(Data records for software interfaces)
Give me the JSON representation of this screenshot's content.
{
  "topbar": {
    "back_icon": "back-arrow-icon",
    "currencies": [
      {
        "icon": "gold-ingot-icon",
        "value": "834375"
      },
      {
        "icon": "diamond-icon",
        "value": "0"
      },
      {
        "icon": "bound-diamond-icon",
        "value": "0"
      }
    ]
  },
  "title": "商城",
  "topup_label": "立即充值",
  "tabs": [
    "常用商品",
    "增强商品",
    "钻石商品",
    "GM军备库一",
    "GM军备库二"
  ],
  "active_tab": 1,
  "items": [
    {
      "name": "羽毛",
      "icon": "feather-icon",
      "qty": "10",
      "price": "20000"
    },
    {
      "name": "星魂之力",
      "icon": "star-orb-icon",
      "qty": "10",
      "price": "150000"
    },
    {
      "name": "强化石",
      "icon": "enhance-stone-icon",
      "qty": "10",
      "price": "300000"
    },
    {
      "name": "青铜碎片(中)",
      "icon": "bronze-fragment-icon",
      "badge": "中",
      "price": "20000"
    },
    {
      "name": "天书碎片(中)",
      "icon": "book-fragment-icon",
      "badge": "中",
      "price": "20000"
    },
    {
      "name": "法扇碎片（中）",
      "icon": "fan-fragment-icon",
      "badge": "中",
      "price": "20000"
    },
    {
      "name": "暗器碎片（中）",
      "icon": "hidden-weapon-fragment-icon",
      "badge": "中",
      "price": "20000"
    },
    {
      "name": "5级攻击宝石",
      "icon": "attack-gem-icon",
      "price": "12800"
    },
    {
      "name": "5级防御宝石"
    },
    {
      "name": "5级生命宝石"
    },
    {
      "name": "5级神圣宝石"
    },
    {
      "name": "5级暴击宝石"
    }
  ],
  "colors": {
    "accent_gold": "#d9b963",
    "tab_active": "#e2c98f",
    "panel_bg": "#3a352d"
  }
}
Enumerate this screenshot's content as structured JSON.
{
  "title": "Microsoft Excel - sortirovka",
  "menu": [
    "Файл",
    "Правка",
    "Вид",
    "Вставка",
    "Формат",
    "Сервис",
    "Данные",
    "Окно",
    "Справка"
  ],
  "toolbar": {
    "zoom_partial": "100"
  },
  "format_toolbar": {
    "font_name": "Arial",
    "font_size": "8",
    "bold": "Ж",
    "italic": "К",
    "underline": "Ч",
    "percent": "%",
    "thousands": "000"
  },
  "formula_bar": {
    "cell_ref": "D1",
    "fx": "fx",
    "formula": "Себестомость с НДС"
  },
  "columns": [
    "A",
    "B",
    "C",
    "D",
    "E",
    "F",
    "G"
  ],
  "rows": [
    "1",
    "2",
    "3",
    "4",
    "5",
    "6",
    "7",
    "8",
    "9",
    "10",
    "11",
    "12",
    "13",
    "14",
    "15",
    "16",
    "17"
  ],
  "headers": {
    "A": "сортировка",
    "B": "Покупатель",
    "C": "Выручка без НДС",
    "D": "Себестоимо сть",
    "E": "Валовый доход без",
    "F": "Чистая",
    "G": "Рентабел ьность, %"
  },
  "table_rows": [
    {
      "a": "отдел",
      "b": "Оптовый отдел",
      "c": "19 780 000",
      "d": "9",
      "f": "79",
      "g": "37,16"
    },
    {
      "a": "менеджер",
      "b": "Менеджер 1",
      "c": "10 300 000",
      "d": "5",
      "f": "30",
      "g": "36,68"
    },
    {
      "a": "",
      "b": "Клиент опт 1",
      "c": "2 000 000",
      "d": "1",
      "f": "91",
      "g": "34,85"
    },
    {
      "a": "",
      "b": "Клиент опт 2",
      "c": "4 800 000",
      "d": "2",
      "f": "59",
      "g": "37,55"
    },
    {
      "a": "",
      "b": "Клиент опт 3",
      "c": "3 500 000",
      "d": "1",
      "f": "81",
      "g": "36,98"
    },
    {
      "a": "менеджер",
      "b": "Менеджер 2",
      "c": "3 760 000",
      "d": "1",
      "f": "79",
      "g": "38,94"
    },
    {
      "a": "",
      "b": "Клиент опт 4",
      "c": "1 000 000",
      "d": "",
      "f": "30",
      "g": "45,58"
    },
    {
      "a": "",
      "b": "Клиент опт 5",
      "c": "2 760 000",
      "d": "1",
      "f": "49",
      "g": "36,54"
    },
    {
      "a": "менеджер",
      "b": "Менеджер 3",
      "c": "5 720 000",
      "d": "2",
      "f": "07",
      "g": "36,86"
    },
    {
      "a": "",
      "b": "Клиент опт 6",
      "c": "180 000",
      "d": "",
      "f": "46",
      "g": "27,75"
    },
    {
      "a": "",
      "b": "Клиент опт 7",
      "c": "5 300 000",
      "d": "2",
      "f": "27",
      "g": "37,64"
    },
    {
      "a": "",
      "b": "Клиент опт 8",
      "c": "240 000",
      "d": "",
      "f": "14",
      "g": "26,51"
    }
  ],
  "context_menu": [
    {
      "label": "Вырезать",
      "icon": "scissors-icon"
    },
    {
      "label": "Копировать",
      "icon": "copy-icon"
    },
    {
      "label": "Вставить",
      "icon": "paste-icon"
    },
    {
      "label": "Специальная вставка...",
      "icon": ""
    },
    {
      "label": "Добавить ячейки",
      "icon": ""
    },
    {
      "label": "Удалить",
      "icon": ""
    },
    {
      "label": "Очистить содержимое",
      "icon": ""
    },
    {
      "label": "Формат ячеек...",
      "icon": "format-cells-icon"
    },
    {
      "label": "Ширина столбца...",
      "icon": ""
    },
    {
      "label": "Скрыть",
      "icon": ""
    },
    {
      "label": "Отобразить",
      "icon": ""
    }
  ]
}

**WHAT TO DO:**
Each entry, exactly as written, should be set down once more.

**WRITTEN SOLUTION:**
Give me the JSON representation of this screenshot's content.
{
  "topbar": {
    "back_icon": "back-arrow-icon",
    "currencies": [
      {
        "icon": "gold-ingot-icon",
        "value": "834375"
      },
      {
        "icon": "diamond-icon",
        "value": "0"
      },
      {
        "icon": "bound-diamond-icon",
        "value": "0"
      }
    ]
  },
  "title": "商城",
  "topup_label": "立即充值",
  "tabs": [
    "常用商品",
    "增强商品",
    "钻石商品",
    "GM军备库一",
    "GM军备库二"
  ],
  "active_tab": 1,
  "items": [
    {
      "name": "羽毛",
      "icon": "feather-icon",
      "qty": "10",
      "price": "20000"
    },
    {
      "name": "星魂之力",
      "icon": "star-orb-icon",
      "qty": "10",
      "price": "150000"
    },
    {
      "name": "强化石",
      "icon": "enhance-stone-icon",
      "qty": "10",
      "price": "300000"
    },
    {
      "name": "青铜碎片(中)",
      "icon": "bronze-fragment-icon",
      "badge": "中",
      "price": "20000"
    },
    {
      "name": "天书碎片(中)",
      "icon": "book-fragment-icon",
      "badge": "中",
      "price": "20000"
    },
    {
      "name": "法扇碎片（中）",
      "icon": "fan-fragment-icon",
      "badge": "中",
      "price": "20000"
    },
    {
      "name": "暗器碎片（中）",
      "icon": "hidden-weapon-fragment-icon",
      "badge": "中",
      "price": "20000"
    },
    {
      "name": "5级攻击宝石",
      "icon": "attack-gem-icon",
      "price": "12800"
    },
    {
      "name": "5级防御宝石"
    },
    {
      "name": "5级生命宝石"
    },
    {
      "name": "5级神圣宝石"
    },
    {
      "name": "5级暴击宝石"
    }
  ],
  "colors": {
    "accent_gold": "#d9b963",
    "tab_active": "#e2c98f",
    "panel_bg": "#3a352d"
  }
}
Enumerate this screenshot's content as structured JSON.
{
  "title": "Microsoft Excel - sortirovka",
  "menu": [
    "Файл",
    "Правка",
    "Вид",
    "Вставка",
    "Формат",
    "Сервис",
    "Данные",
    "Окно",
    "Справка"
  ],
  "toolbar": {
    "zoom_partial": "100"
  },
  "format_toolbar": {
    "font_name": "Arial",
    "font_size": "8",
    "bold": "Ж",
    "italic": "К",
    "underline": "Ч",
    "percent": "%",
    "thousands": "000"
  },
  "formula_bar": {
    "cell_ref": "D1",
    "fx": "fx",
    "formula": "Себестомость с НДС"
  },
  "columns": [
    "A",
    "B",
    "C",
    "D",
    "E",
    "F",
    "G"
  ],
  "rows": [
    "1",
    "2",
    "3",
    "4",
    "5",
    "6",
    "7",
    "8",
    "9",
    "10",
    "11",
    "12",
    "13",
    "14",
    "15",
    "16",
    "17"
  ],
  "headers": {
    "A": "сортировка",
    "B": "Покупатель",
    "C": "Выручка без НДС",
    "D": "Себестоимо сть",
    "E": "Валовый доход без",
    "F": "Чистая",
    "G": "Рентабел ьность, %"
  },
  "table_rows": [
    {
      "a": "отдел",
      "b": "Оптовый отдел",
      "c": "19 780 000",
      "d": "9",
      "f": "79",
      "g": "37,16"
    },
    {
      "a": "менеджер",
      "b": "Менеджер 1",
      "c": "10 300 000",
      "d": "5",
      "f": "30",
      "g": "36,68"
    },
    {
      "a": "",
      "b": "Клиент опт 1",
      "c": "2 000 000",
      "d": "1",
      "f": "91",
      "g": "34,85"
    },
    {
      "a": "",
      "b": "Клиент опт 2",
      "c": "4 800 000",
      "d": "2",
      "f": "59",
      "g": "37,55"
    },
    {
      "a": "",
      "b": "Клиент опт 3",
      "c": "3 500 000",
      "d": "1",
      "f": "81",
      "g": "36,98"
    },
    {
      "a": "менеджер",
      "b": "Менеджер 2",
      "c": "3 760 000",
      "d": "1",
      "f": "79",
      "g": "38,94"
    },
    {
      "a": "",
      "b": "Клиент опт 4",
      "c": "1 000 000",
      "d": "",
      "f": "30",
      "g": "45,58"
    },
    {
      "a": "",
      "b": "Клиент опт 5",
      "c": "2 760 000",
      "d": "1",
      "f": "49",
      "g": "36,54"
    },
    {
      "a": "менеджер",
      "b": "Менеджер 3",
      "c": "5 720 000",
      "d": "2",
      "f": "07",
      "g": "36,86"
    },
    {
      "a": "",
      "b": "Клиент опт 6",
      "c": "180 000",
      "d": "",
      "f": "46",
      "g": "27,75"
    },
    {
      "a": "",
      "b": "Клиент опт 7",
      "c": "5 300 000",
      "d": "2",
      "f": "27",
      "g": "37,64"
    },
    {
      "a": "",
      "b": "Клиент опт 8",
      "c": "240 000",
      "d": "",
      "f": "14",
      "g": "26,51"
    }
  ],
  "context_menu": [
    {
      "label": "Вырезать",
      "icon": "scissors-icon"
    },
    {
      "label": "Копировать",
      "icon": "copy-icon"
    },
    {
      "label": "Вставить",
      "icon": "paste-icon"
    },
    {
      "label": "Специальная вставка...",
      "icon": ""
    },
    {
      "label": "Добавить ячейки",
      "icon": ""
    },
    {
      "label": "Удалить",
      "icon": ""
    },
    {
      "label": "Очистить содержимое",
      "icon": ""
    },
    {
      "label": "Формат ячеек...",
      "icon": "format-cells-icon"
    },
    {
      "label": "Ширина столбца...",
      "icon": ""
    },
    {
      "label": "Скрыть",
      "icon": ""
    },
    {
      "label": "Отобразить",
      "icon": ""
    }
  ]
}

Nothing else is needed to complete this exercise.